AIR, water and road traffic flies, floats and rolls beside the strategically located Runnymede-on-Thames hotel and spa. Although its face is arguably blighted – the blank facade from 1974 oddly leaves the impression of a slap head forehead – a recent refurbishment of the four-star saw it given a good cosseting of character (and soundproofing) within.
In view of a working lock taming what in winter is a threatening surge, but by summer, a barely rippling silver stream making picnics on the hotel’s launch a pleasure, the horizontal skyscraper occupies a site once haven to an inn. Ironically, given water’s proximity, it caught fire six decades before, enabling the modern version…
Ducks are the ubiquitous motif. A ‘badelynge’ of the bathtime versions (‘skin’ tones available in ‘politically correct’) graces a flight of stairs, while mugs in bedrooms feature beaks. Meanwhile moulded versions are static in Wellington boots on the approach to the 13-suite conference centre at the hotel’s heart.
After introducing me to the hotel’s robot (a childhood whim remembered in adulthood by one of the owners from a family who also owns The Grove, Hertfordshire and London’s Athenaeum’) my guide from Gateshead, Jessica Cockburn, already talks about leaving; Heathrow’s Terminal 5 being but a five-minute cab ride away. “Some guests fly in just for meetings,” she says. Leisure travellers are more likely to journey to Windsor and Legoland – this is a very family friendly hotel, incidentally. Boasting over 1,000 subscribers, the hotel’s gym, for those more athletically inclined than I, is also a major attraction which saw use as reception for Team Great Britain on their return from the 2008 Summer Olympics. Historians can also make their way to the water-meadow where King John was thought to seal the Magna Carta.
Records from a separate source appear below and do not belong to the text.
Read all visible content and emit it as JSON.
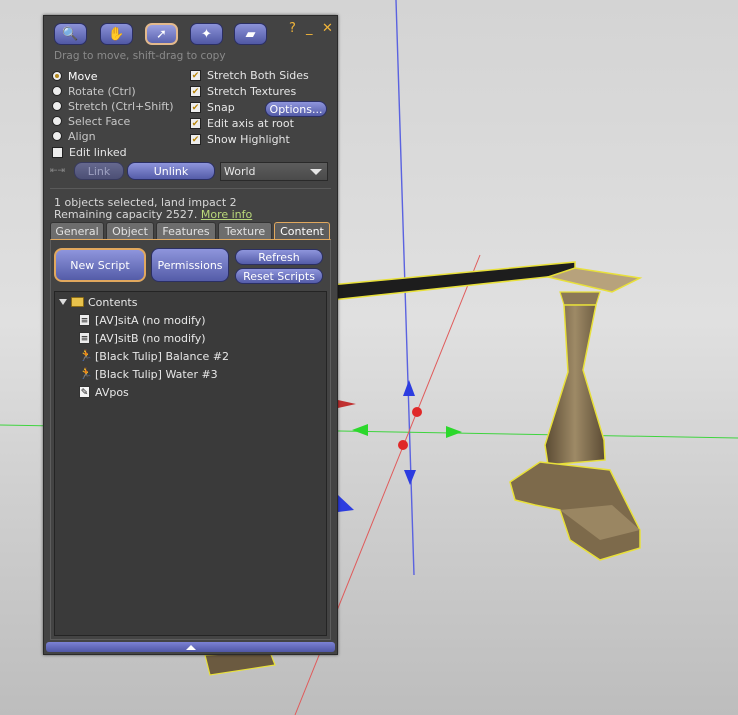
{
  "toolbar": {
    "buttons": [
      {
        "name": "focus-tool",
        "icon": "magnifier-icon"
      },
      {
        "name": "move-tool",
        "icon": "hand-icon"
      },
      {
        "name": "edit-tool",
        "icon": "pointer-icon"
      },
      {
        "name": "create-tool",
        "icon": "wand-icon"
      },
      {
        "name": "land-tool",
        "icon": "bulldozer-icon"
      }
    ],
    "help_label": "?",
    "minimize_label": "_",
    "close_label": "✕"
  },
  "hint": "Drag to move, shift-drag to copy",
  "edit_modes": [
    {
      "label": "Move",
      "selected": true
    },
    {
      "label": "Rotate (Ctrl)",
      "selected": false
    },
    {
      "label": "Stretch (Ctrl+Shift)",
      "selected": false
    },
    {
      "label": "Select Face",
      "selected": false
    },
    {
      "label": "Align",
      "selected": false
    }
  ],
  "edit_linked": {
    "label": "Edit linked",
    "checked": false
  },
  "options": [
    {
      "label": "Stretch Both Sides",
      "checked": true
    },
    {
      "label": "Stretch Textures",
      "checked": true
    },
    {
      "label": "Snap",
      "checked": true
    },
    {
      "label": "Edit axis at root",
      "checked": true
    },
    {
      "label": "Show Highlight",
      "checked": true
    }
  ],
  "options_button": "Options...",
  "link_row": {
    "link": "Link",
    "unlink": "Unlink",
    "ruler": "World"
  },
  "selection_info": {
    "line1": "1 objects selected, land impact 2",
    "line2_prefix": "Remaining capacity 2527.",
    "more_info": "More info"
  },
  "tabs": [
    {
      "label": "General",
      "active": false
    },
    {
      "label": "Object",
      "active": false
    },
    {
      "label": "Features",
      "active": false
    },
    {
      "label": "Texture",
      "active": false
    },
    {
      "label": "Content",
      "active": true
    }
  ],
  "content": {
    "new_script": "New Script",
    "permissions": "Permissions",
    "refresh": "Refresh",
    "reset_scripts": "Reset Scripts",
    "root_folder": "Contents",
    "items": [
      {
        "label": "[AV]sitA (no modify)",
        "icon": "script-icon"
      },
      {
        "label": "[AV]sitB (no modify)",
        "icon": "script-icon"
      },
      {
        "label": "[Black Tulip] Balance #2",
        "icon": "animation-icon"
      },
      {
        "label": "[Black Tulip] Water #3",
        "icon": "animation-icon"
      },
      {
        "label": "AVpos",
        "icon": "notecard-icon"
      }
    ]
  },
  "colors": {
    "panel_bg": "#434343",
    "button_blue": "#6a72c0",
    "accent_gold": "#e1a85e",
    "link_green": "#b9d87a"
  }
}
But, for the gastronomically inclined, The Lock perhaps refreshingly adheres to the mantra, ‘nothing fussy or complicated’. Its previous incarnation was as a sports-themed pub which took the name of the first lock keeper, Charlie Bell. However, Camden-based Conran Design Group upgraded stained glass for clear, adding zinc tables and Anglepoise-style lamps. Sparky staff sport hotel-issue jeans and bring bread in rustic tins. Here, Head Chef David Coutts (previously at The Grove and Bluebird, London) cooks quite retro seeming dishes, including a ‘seasonal fondue’ menu. Ordered from a portable blackboard, smoked duck salad starter provides a few good meaty morsels among an abundance of fresh leaves, pomegranate seeds and fresh orange segments, while coq au vin basked in a lustrous reduction.
Whether you fly, flow or roll to it, the runnymede-on-thames strives to be all things to all people and is well worth a transitory escape from the rigours of modern life…
For The Arbuturian